Dream Work, a collection of forty-five poems, follows both chronologically and logically Mary Oliver’s American Primitive, which won her the Pulitzer Prize for the finest book of poetry published in 1983 by an American poet. The depth and diversity of perceptual awareness—so steadfast and radiant in American Primitive—continue in Dream Work. She has turned her attention in these poems to the solitary and difficult labors of the spirit—to accepting the truth about one’s personal world, and to valuing the triumphs while transcending the failures of human relationships.
Whether by way of inheritance—as in her poem about the Holocaust—or through a painful glimpse into the present—as in “Acid,” a poem about an injured boy begging in the streets of Indonesia—the events and tendencies of history take on a new importance here. More deeply than in her previous volumes, the sensibility behind these poems has merged with the world.

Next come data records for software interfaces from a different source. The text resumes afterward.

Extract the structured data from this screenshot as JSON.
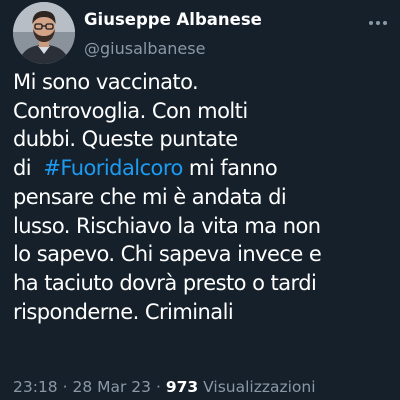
{
  "author": {
    "display_name": "Giuseppe Albanese",
    "handle": "@giusalbanese",
    "avatar_icon": "user-avatar"
  },
  "more_icon": "more-horizontal-icon",
  "tweet": {
    "lines": [
      {
        "text": "Mi sono vaccinato."
      },
      {
        "text": "Controvoglia. Con molti"
      },
      {
        "text": "dubbi. Queste puntate"
      },
      {
        "before": "di  ",
        "hashtag": "#Fuoridalcoro",
        "after": " mi fanno"
      },
      {
        "text": "pensare che mi è andata di"
      },
      {
        "text": "lusso. Rischiavo la vita ma non"
      },
      {
        "text": "lo sapevo. Chi sapeva invece e"
      },
      {
        "text": "ha taciuto dovrà presto o tardi"
      },
      {
        "text": "risponderne. Criminali"
      }
    ]
  },
  "meta": {
    "time": "23:18",
    "separator": "·",
    "date": "28 Mar 23",
    "views_count": "973",
    "views_label": "Visualizzazioni"
  },
  "colors": {
    "background": "#15202b",
    "text": "#ffffff",
    "secondary": "#8b98a5",
    "link": "#1d9bf0"
  }
}
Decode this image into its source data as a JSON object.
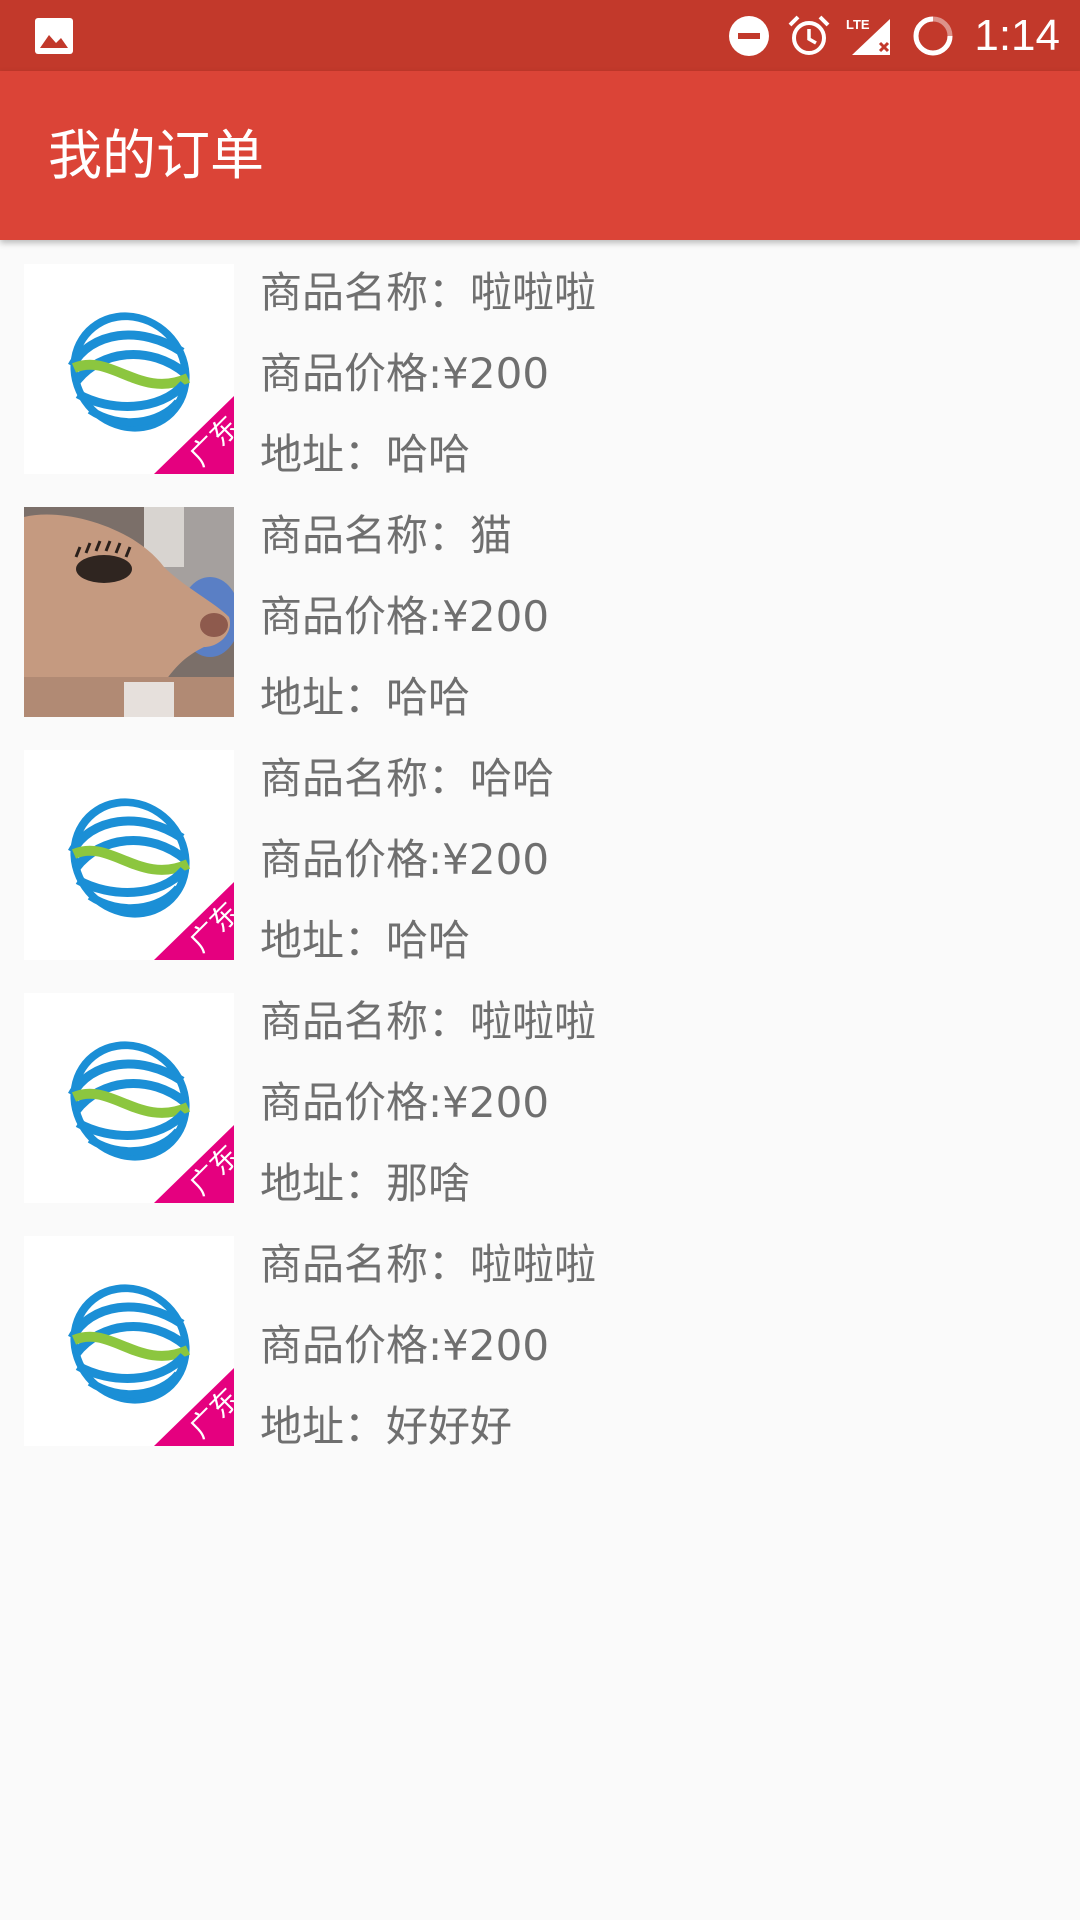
{
  "status_bar": {
    "time": "1:14",
    "icons": [
      "image-icon",
      "do-not-disturb-icon",
      "alarm-icon",
      "lte-signal-icon",
      "battery-loading-icon"
    ],
    "network_label": "LTE"
  },
  "app_bar": {
    "title": "我的订单"
  },
  "orders": [
    {
      "name": "商品名称：啦啦啦",
      "price": "商品价格:¥200",
      "address": "地址：哈哈",
      "image": "china-mobile-logo"
    },
    {
      "name": "商品名称：猫",
      "price": "商品价格:¥200",
      "address": "地址：哈哈",
      "image": "dog-photo"
    },
    {
      "name": "商品名称：哈哈",
      "price": "商品价格:¥200",
      "address": "地址：哈哈",
      "image": "china-mobile-logo"
    },
    {
      "name": "商品名称：啦啦啦",
      "price": "商品价格:¥200",
      "address": "地址：那啥",
      "image": "china-mobile-logo"
    },
    {
      "name": "商品名称：啦啦啦",
      "price": "商品价格:¥200",
      "address": "地址：好好好",
      "image": "china-mobile-logo"
    }
  ],
  "colors": {
    "status_bar": "#c2392b",
    "app_bar": "#db4437",
    "text": "#6f6f6f",
    "background": "#fafafa"
  }
}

Mary Oliver’s willingness to be joyful continues, deepened by self-awareness, by experience, and by choice.
“One of the astonishing aspects of Oliver’s work is the consistency of tone over this long period [of her career]. What changes is an increased focus on nature and an increased precision with language that has made her one of our very best poets . . . There is no complaint in Ms. Oliver’s poetry, no whining, but neither is there the sense that life is in any way easy . . . These poems sustain us rather than divert us. Although few poets have fewer human beings in their poems than Mary Oliver, it is ironic that few poets also go so far to help us forward.”
—Stephen Dobyns, New York Times Book Review